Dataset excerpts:

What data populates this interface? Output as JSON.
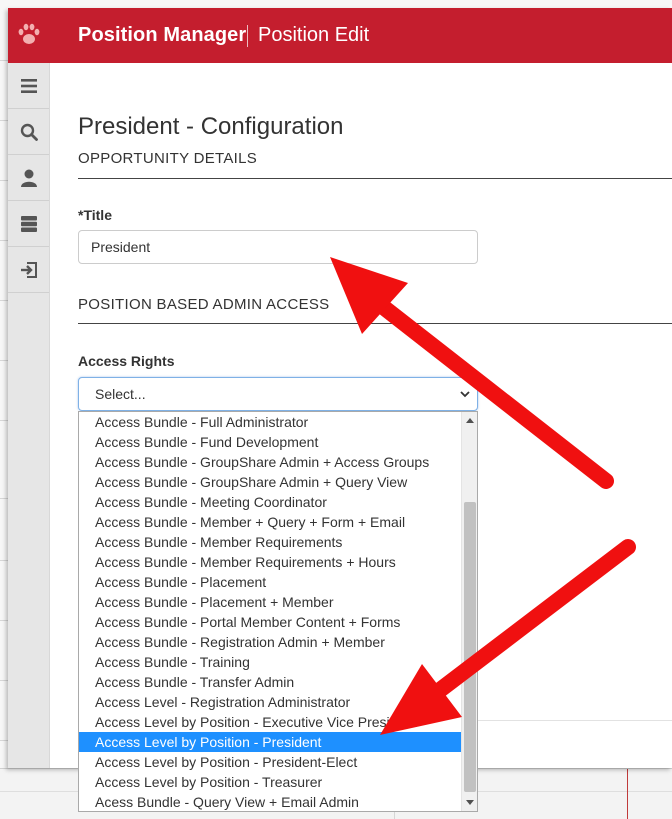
{
  "header": {
    "app_title": "Position Manager",
    "page_title": "Position Edit",
    "brand_color": "#c41e2e"
  },
  "leftnav": {
    "items": [
      {
        "icon": "menu-icon"
      },
      {
        "icon": "search-icon"
      },
      {
        "icon": "user-icon"
      },
      {
        "icon": "server-icon"
      },
      {
        "icon": "logout-icon"
      }
    ]
  },
  "main": {
    "config_title": "President - Configuration",
    "section_opportunity": "OPPORTUNITY DETAILS",
    "title_label": "*Title",
    "title_value": "President",
    "section_admin_access": "POSITION BASED ADMIN ACCESS",
    "access_rights_label": "Access Rights",
    "access_rights_value": "Select..."
  },
  "dropdown": {
    "selected_index": 16,
    "selected_color": "#1e90ff",
    "options": [
      "Access Bundle - Full Administrator",
      "Access Bundle - Fund Development",
      "Access Bundle - GroupShare Admin + Access Groups",
      "Access Bundle - GroupShare Admin + Query View",
      "Access Bundle - Meeting Coordinator",
      "Access Bundle - Member + Query + Form + Email",
      "Access Bundle - Member Requirements",
      "Access Bundle - Member Requirements + Hours",
      "Access Bundle - Placement",
      "Access Bundle - Placement + Member",
      "Access Bundle - Portal Member Content + Forms",
      "Access Bundle - Registration Admin + Member",
      "Access Bundle - Training",
      "Access Bundle - Transfer Admin",
      "Access Level - Registration Administrator",
      "Access Level by Position - Executive Vice President",
      "Access Level by Position - President",
      "Access Level by Position - President-Elect",
      "Access Level by Position - Treasurer",
      "Acess Bundle - Query View + Email Admin"
    ]
  },
  "annotation_color": "#f01010"
}
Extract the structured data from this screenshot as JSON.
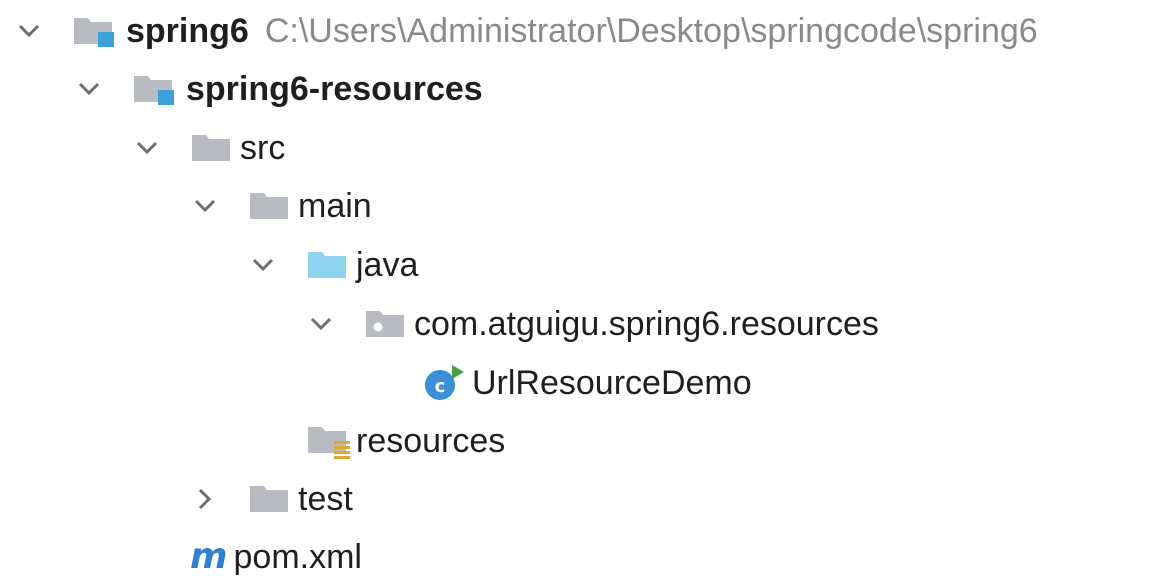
{
  "tree": {
    "root": {
      "name": "spring6",
      "path": "C:\\Users\\Administrator\\Desktop\\springcode\\spring6",
      "expanded": true,
      "icon": "module-folder-icon"
    },
    "module": {
      "name": "spring6-resources",
      "expanded": true,
      "icon": "module-folder-icon"
    },
    "src": {
      "name": "src",
      "expanded": true,
      "icon": "folder-icon"
    },
    "main": {
      "name": "main",
      "expanded": true,
      "icon": "folder-icon"
    },
    "java": {
      "name": "java",
      "expanded": true,
      "icon": "source-root-folder-icon"
    },
    "package": {
      "name": "com.atguigu.spring6.resources",
      "expanded": true,
      "icon": "package-icon"
    },
    "class": {
      "name": "UrlResourceDemo",
      "icon": "java-class-runnable-icon"
    },
    "resources": {
      "name": "resources",
      "icon": "resources-root-folder-icon"
    },
    "test": {
      "name": "test",
      "expanded": false,
      "icon": "folder-icon"
    },
    "pom": {
      "name": "pom.xml",
      "icon": "maven-m",
      "icon_glyph": "m"
    }
  },
  "colors": {
    "chevron": "#6e6e6e",
    "folder_gray": "#b8bcc2",
    "folder_blue": "#8dd3ee",
    "module_square": "#3aa2d8",
    "class_circle": "#3b8fd6",
    "run_arrow": "#45a145",
    "path_text": "#8a8a8a",
    "maven": "#2f7fd3"
  }
}
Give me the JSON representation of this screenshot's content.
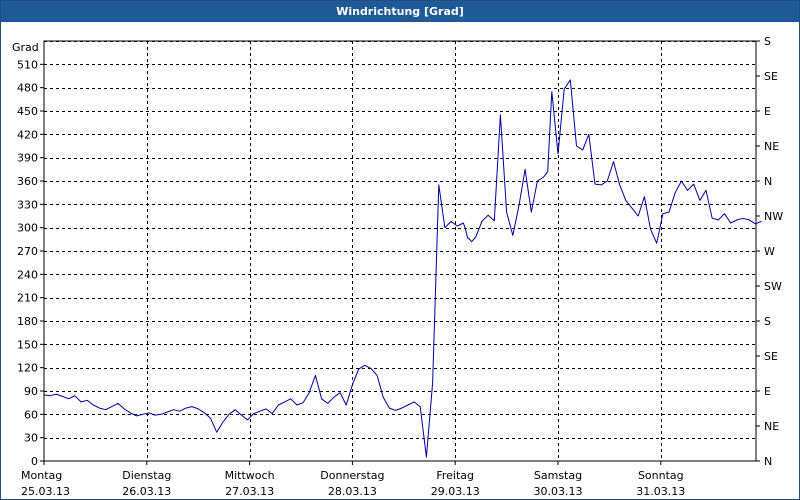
{
  "window": {
    "title": "Windrichtung [Grad]"
  },
  "chart_data": {
    "type": "line",
    "title": "Windrichtung [Grad]",
    "ylabel": "Grad",
    "ylim": [
      0,
      540
    ],
    "grid": true,
    "y_ticks": [
      0,
      30,
      60,
      90,
      120,
      150,
      180,
      210,
      240,
      270,
      300,
      330,
      360,
      390,
      420,
      450,
      480,
      510
    ],
    "y2_labels": [
      "N",
      "NE",
      "E",
      "SE",
      "S",
      "SW",
      "W",
      "NW",
      "N",
      "NE",
      "E",
      "SE",
      "S"
    ],
    "x_labels": [
      {
        "day": "Montag",
        "date": "25.03.13"
      },
      {
        "day": "Dienstag",
        "date": "26.03.13"
      },
      {
        "day": "Mittwoch",
        "date": "27.03.13"
      },
      {
        "day": "Donnerstag",
        "date": "28.03.13"
      },
      {
        "day": "Freitag",
        "date": "29.03.13"
      },
      {
        "day": "Samstag",
        "date": "30.03.13"
      },
      {
        "day": "Sonntag",
        "date": "31.03.13"
      }
    ],
    "x_unit": "days since Montag 25.03.13 00:00",
    "xlim": [
      0,
      7
    ],
    "series": [
      {
        "name": "Windrichtung",
        "color": "#0000a0",
        "x": [
          0.0,
          0.06,
          0.12,
          0.18,
          0.24,
          0.3,
          0.36,
          0.42,
          0.48,
          0.54,
          0.6,
          0.66,
          0.72,
          0.78,
          0.84,
          0.9,
          0.96,
          1.02,
          1.08,
          1.14,
          1.2,
          1.26,
          1.32,
          1.38,
          1.44,
          1.5,
          1.56,
          1.62,
          1.68,
          1.74,
          1.8,
          1.86,
          1.92,
          1.98,
          2.04,
          2.1,
          2.16,
          2.22,
          2.28,
          2.34,
          2.4,
          2.46,
          2.52,
          2.58,
          2.64,
          2.7,
          2.76,
          2.82,
          2.88,
          2.94,
          3.0,
          3.06,
          3.12,
          3.18,
          3.24,
          3.3,
          3.36,
          3.42,
          3.48,
          3.54,
          3.6,
          3.66,
          3.72,
          3.78,
          3.84,
          3.9,
          3.96,
          4.02,
          4.08,
          4.1,
          4.12,
          4.14,
          4.16,
          4.2,
          4.26,
          4.32,
          4.38,
          4.44,
          4.5,
          4.56,
          4.62,
          4.68,
          4.74,
          4.8,
          4.86,
          4.9,
          4.94,
          5.0,
          5.06,
          5.12,
          5.18,
          5.24,
          5.3,
          5.36,
          5.42,
          5.48,
          5.54,
          5.6,
          5.66,
          5.72,
          5.78,
          5.84,
          5.9,
          5.96,
          6.02,
          6.08,
          6.14,
          6.2,
          6.26,
          6.32,
          6.38,
          6.44,
          6.5,
          6.56,
          6.62,
          6.68,
          6.74,
          6.8,
          6.86,
          6.92,
          6.98
        ],
        "y": [
          85,
          84,
          86,
          83,
          80,
          84,
          76,
          78,
          72,
          68,
          66,
          70,
          74,
          67,
          62,
          58,
          60,
          62,
          59,
          60,
          63,
          66,
          64,
          68,
          70,
          67,
          62,
          55,
          37,
          50,
          60,
          66,
          59,
          53,
          61,
          64,
          67,
          61,
          72,
          76,
          80,
          72,
          75,
          88,
          110,
          80,
          74,
          82,
          88,
          72,
          98,
          118,
          123,
          119,
          110,
          82,
          68,
          65,
          68,
          72,
          76,
          70,
          5,
          100,
          355,
          300,
          308,
          302,
          306,
          298,
          287,
          285,
          282,
          288,
          308,
          316,
          309,
          445,
          320,
          290,
          328,
          375,
          320,
          360,
          365,
          372,
          475,
          395,
          478,
          490,
          405,
          400,
          420,
          356,
          355,
          360,
          385,
          355,
          335,
          325,
          315,
          340,
          298,
          280,
          318,
          320,
          345,
          360,
          348,
          356,
          335,
          348,
          312,
          310,
          318,
          306,
          310,
          312,
          310,
          305,
          308
        ]
      }
    ]
  }
}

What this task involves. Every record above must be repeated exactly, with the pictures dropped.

Written answer.
What data populates this interface? Output as JSON.
{
  "header": {
    "app_title": "Position Manager",
    "page_title": "Position Edit",
    "brand_color": "#c41e2e"
  },
  "leftnav": {
    "items": [
      {
        "icon": "menu-icon"
      },
      {
        "icon": "search-icon"
      },
      {
        "icon": "user-icon"
      },
      {
        "icon": "server-icon"
      },
      {
        "icon": "logout-icon"
      }
    ]
  },
  "main": {
    "config_title": "President - Configuration",
    "section_opportunity": "OPPORTUNITY DETAILS",
    "title_label": "*Title",
    "title_value": "President",
    "section_admin_access": "POSITION BASED ADMIN ACCESS",
    "access_rights_label": "Access Rights",
    "access_rights_value": "Select..."
  },
  "dropdown": {
    "selected_index": 16,
    "selected_color": "#1e90ff",
    "options": [
      "Access Bundle - Full Administrator",
      "Access Bundle - Fund Development",
      "Access Bundle - GroupShare Admin + Access Groups",
      "Access Bundle - GroupShare Admin + Query View",
      "Access Bundle - Meeting Coordinator",
      "Access Bundle - Member + Query + Form + Email",
      "Access Bundle - Member Requirements",
      "Access Bundle - Member Requirements + Hours",
      "Access Bundle - Placement",
      "Access Bundle - Placement + Member",
      "Access Bundle - Portal Member Content + Forms",
      "Access Bundle - Registration Admin + Member",
      "Access Bundle - Training",
      "Access Bundle - Transfer Admin",
      "Access Level - Registration Administrator",
      "Access Level by Position - Executive Vice President",
      "Access Level by Position - President",
      "Access Level by Position - President-Elect",
      "Access Level by Position - Treasurer",
      "Acess Bundle - Query View + Email Admin"
    ]
  },
  "annotation_color": "#f01010"
}
Extract the structured data from this screenshot as JSON.
{
  "tree": {
    "root": {
      "name": "spring6",
      "path": "C:\\Users\\Administrator\\Desktop\\springcode\\spring6",
      "expanded": true,
      "icon": "module-folder-icon"
    },
    "module": {
      "name": "spring6-resources",
      "expanded": true,
      "icon": "module-folder-icon"
    },
    "src": {
      "name": "src",
      "expanded": true,
      "icon": "folder-icon"
    },
    "main": {
      "name": "main",
      "expanded": true,
      "icon": "folder-icon"
    },
    "java": {
      "name": "java",
      "expanded": true,
      "icon": "source-root-folder-icon"
    },
    "package": {
      "name": "com.atguigu.spring6.resources",
      "expanded": true,
      "icon": "package-icon"
    },
    "class": {
      "name": "UrlResourceDemo",
      "icon": "java-class-runnable-icon"
    },
    "resources": {
      "name": "resources",
      "icon": "resources-root-folder-icon"
    },
    "test": {
      "name": "test",
      "expanded": false,
      "icon": "folder-icon"
    },
    "pom": {
      "name": "pom.xml",
      "icon": "maven-m",
      "icon_glyph": "m"
    }
  },
  "colors": {
    "chevron": "#6e6e6e",
    "folder_gray": "#b8bcc2",
    "folder_blue": "#8dd3ee",
    "module_square": "#3aa2d8",
    "class_circle": "#3b8fd6",
    "run_arrow": "#45a145",
    "path_text": "#8a8a8a",
    "maven": "#2f7fd3"
  }
}
Give me the JSON representation of this screenshot's content.
{
  "window": {
    "title": "Windrichtung [Grad]"
  },
  "chart_data": {
    "type": "line",
    "title": "Windrichtung [Grad]",
    "ylabel": "Grad",
    "ylim": [
      0,
      540
    ],
    "grid": true,
    "y_ticks": [
      0,
      30,
      60,
      90,
      120,
      150,
      180,
      210,
      240,
      270,
      300,
      330,
      360,
      390,
      420,
      450,
      480,
      510
    ],
    "y2_labels": [
      "N",
      "NE",
      "E",
      "SE",
      "S",
      "SW",
      "W",
      "NW",
      "N",
      "NE",
      "E",
      "SE",
      "S"
    ],
    "x_labels": [
      {
        "day": "Montag",
        "date": "25.03.13"
      },
      {
        "day": "Dienstag",
        "date": "26.03.13"
      },
      {
        "day": "Mittwoch",
        "date": "27.03.13"
      },
      {
        "day": "Donnerstag",
        "date": "28.03.13"
      },
      {
        "day": "Freitag",
        "date": "29.03.13"
      },
      {
        "day": "Samstag",
        "date": "30.03.13"
      },
      {
        "day": "Sonntag",
        "date": "31.03.13"
      }
    ],
    "x_unit": "days since Montag 25.03.13 00:00",
    "xlim": [
      0,
      7
    ],
    "series": [
      {
        "name": "Windrichtung",
        "color": "#0000a0",
        "x": [
          0.0,
          0.06,
          0.12,
          0.18,
          0.24,
          0.3,
          0.36,
          0.42,
          0.48,
          0.54,
          0.6,
          0.66,
          0.72,
          0.78,
          0.84,
          0.9,
          0.96,
          1.02,
          1.08,
          1.14,
          1.2,
          1.26,
          1.32,
          1.38,
          1.44,
          1.5,
          1.56,
          1.62,
          1.68,
          1.74,
          1.8,
          1.86,
          1.92,
          1.98,
          2.04,
          2.1,
          2.16,
          2.22,
          2.28,
          2.34,
          2.4,
          2.46,
          2.52,
          2.58,
          2.64,
          2.7,
          2.76,
          2.82,
          2.88,
          2.94,
          3.0,
          3.06,
          3.12,
          3.18,
          3.24,
          3.3,
          3.36,
          3.42,
          3.48,
          3.54,
          3.6,
          3.66,
          3.72,
          3.78,
          3.84,
          3.9,
          3.96,
          4.02,
          4.08,
          4.1,
          4.12,
          4.14,
          4.16,
          4.2,
          4.26,
          4.32,
          4.38,
          4.44,
          4.5,
          4.56,
          4.62,
          4.68,
          4.74,
          4.8,
          4.86,
          4.9,
          4.94,
          5.0,
          5.06,
          5.12,
          5.18,
          5.24,
          5.3,
          5.36,
          5.42,
          5.48,
          5.54,
          5.6,
          5.66,
          5.72,
          5.78,
          5.84,
          5.9,
          5.96,
          6.02,
          6.08,
          6.14,
          6.2,
          6.26,
          6.32,
          6.38,
          6.44,
          6.5,
          6.56,
          6.62,
          6.68,
          6.74,
          6.8,
          6.86,
          6.92,
          6.98
        ],
        "y": [
          85,
          84,
          86,
          83,
          80,
          84,
          76,
          78,
          72,
          68,
          66,
          70,
          74,
          67,
          62,
          58,
          60,
          62,
          59,
          60,
          63,
          66,
          64,
          68,
          70,
          67,
          62,
          55,
          37,
          50,
          60,
          66,
          59,
          53,
          61,
          64,
          67,
          61,
          72,
          76,
          80,
          72,
          75,
          88,
          110,
          80,
          74,
          82,
          88,
          72,
          98,
          118,
          123,
          119,
          110,
          82,
          68,
          65,
          68,
          72,
          76,
          70,
          5,
          100,
          355,
          300,
          308,
          302,
          306,
          298,
          287,
          285,
          282,
          288,
          308,
          316,
          309,
          445,
          320,
          290,
          328,
          375,
          320,
          360,
          365,
          372,
          475,
          395,
          478,
          490,
          405,
          400,
          420,
          356,
          355,
          360,
          385,
          355,
          335,
          325,
          315,
          340,
          298,
          280,
          318,
          320,
          345,
          360,
          348,
          356,
          335,
          348,
          312,
          310,
          318,
          306,
          310,
          312,
          310,
          305,
          308
        ]
      }
    ]
  }
}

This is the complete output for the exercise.